**Instructions for the task**
Without changing a single word, output each entry.

**Records for this task**

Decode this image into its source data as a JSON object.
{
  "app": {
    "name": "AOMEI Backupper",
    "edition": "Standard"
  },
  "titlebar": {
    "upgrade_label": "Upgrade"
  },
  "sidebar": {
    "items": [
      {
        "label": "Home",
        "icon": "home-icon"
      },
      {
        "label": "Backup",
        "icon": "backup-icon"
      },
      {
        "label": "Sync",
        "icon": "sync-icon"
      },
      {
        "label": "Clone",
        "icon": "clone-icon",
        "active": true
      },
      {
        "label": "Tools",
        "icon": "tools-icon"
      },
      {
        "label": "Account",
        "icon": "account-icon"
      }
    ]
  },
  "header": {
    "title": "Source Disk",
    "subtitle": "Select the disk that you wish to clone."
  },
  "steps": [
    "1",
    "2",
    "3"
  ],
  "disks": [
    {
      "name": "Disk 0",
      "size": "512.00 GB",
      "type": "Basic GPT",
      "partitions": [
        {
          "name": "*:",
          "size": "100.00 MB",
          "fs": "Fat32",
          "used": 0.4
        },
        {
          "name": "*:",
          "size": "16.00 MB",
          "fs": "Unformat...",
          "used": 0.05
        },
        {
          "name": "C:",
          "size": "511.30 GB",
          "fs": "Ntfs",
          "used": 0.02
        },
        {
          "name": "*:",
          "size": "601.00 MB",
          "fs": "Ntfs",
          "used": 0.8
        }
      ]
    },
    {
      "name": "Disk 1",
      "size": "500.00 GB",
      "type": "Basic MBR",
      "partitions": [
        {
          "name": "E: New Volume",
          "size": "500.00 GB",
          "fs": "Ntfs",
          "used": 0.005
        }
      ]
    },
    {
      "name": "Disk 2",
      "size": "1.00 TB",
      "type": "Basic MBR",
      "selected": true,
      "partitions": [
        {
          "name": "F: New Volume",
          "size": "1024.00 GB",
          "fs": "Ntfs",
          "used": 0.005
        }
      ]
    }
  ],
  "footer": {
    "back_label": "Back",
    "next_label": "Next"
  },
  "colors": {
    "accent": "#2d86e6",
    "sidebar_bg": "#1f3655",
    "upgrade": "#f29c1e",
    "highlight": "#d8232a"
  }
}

**Your solution**
Decode this image into its source data as a JSON object.
{
  "app": {
    "name": "AOMEI Backupper",
    "edition": "Standard"
  },
  "titlebar": {
    "upgrade_label": "Upgrade"
  },
  "sidebar": {
    "items": [
      {
        "label": "Home",
        "icon": "home-icon"
      },
      {
        "label": "Backup",
        "icon": "backup-icon"
      },
      {
        "label": "Sync",
        "icon": "sync-icon"
      },
      {
        "label": "Clone",
        "icon": "clone-icon",
        "active": true
      },
      {
        "label": "Tools",
        "icon": "tools-icon"
      },
      {
        "label": "Account",
        "icon": "account-icon"
      }
    ]
  },
  "header": {
    "title": "Source Disk",
    "subtitle": "Select the disk that you wish to clone."
  },
  "steps": [
    "1",
    "2",
    "3"
  ],
  "disks": [
    {
      "name": "Disk 0",
      "size": "512.00 GB",
      "type": "Basic GPT",
      "partitions": [
        {
          "name": "*:",
          "size": "100.00 MB",
          "fs": "Fat32",
          "used": 0.4
        },
        {
          "name": "*:",
          "size": "16.00 MB",
          "fs": "Unformat...",
          "used": 0.05
        },
        {
          "name": "C:",
          "size": "511.30 GB",
          "fs": "Ntfs",
          "used": 0.02
        },
        {
          "name": "*:",
          "size": "601.00 MB",
          "fs": "Ntfs",
          "used": 0.8
        }
      ]
    },
    {
      "name": "Disk 1",
      "size": "500.00 GB",
      "type": "Basic MBR",
      "partitions": [
        {
          "name": "E: New Volume",
          "size": "500.00 GB",
          "fs": "Ntfs",
          "used": 0.005
        }
      ]
    },
    {
      "name": "Disk 2",
      "size": "1.00 TB",
      "type": "Basic MBR",
      "selected": true,
      "partitions": [
        {
          "name": "F: New Volume",
          "size": "1024.00 GB",
          "fs": "Ntfs",
          "used": 0.005
        }
      ]
    }
  ],
  "footer": {
    "back_label": "Back",
    "next_label": "Next"
  },
  "colors": {
    "accent": "#2d86e6",
    "sidebar_bg": "#1f3655",
    "upgrade": "#f29c1e",
    "highlight": "#d8232a"
  }
}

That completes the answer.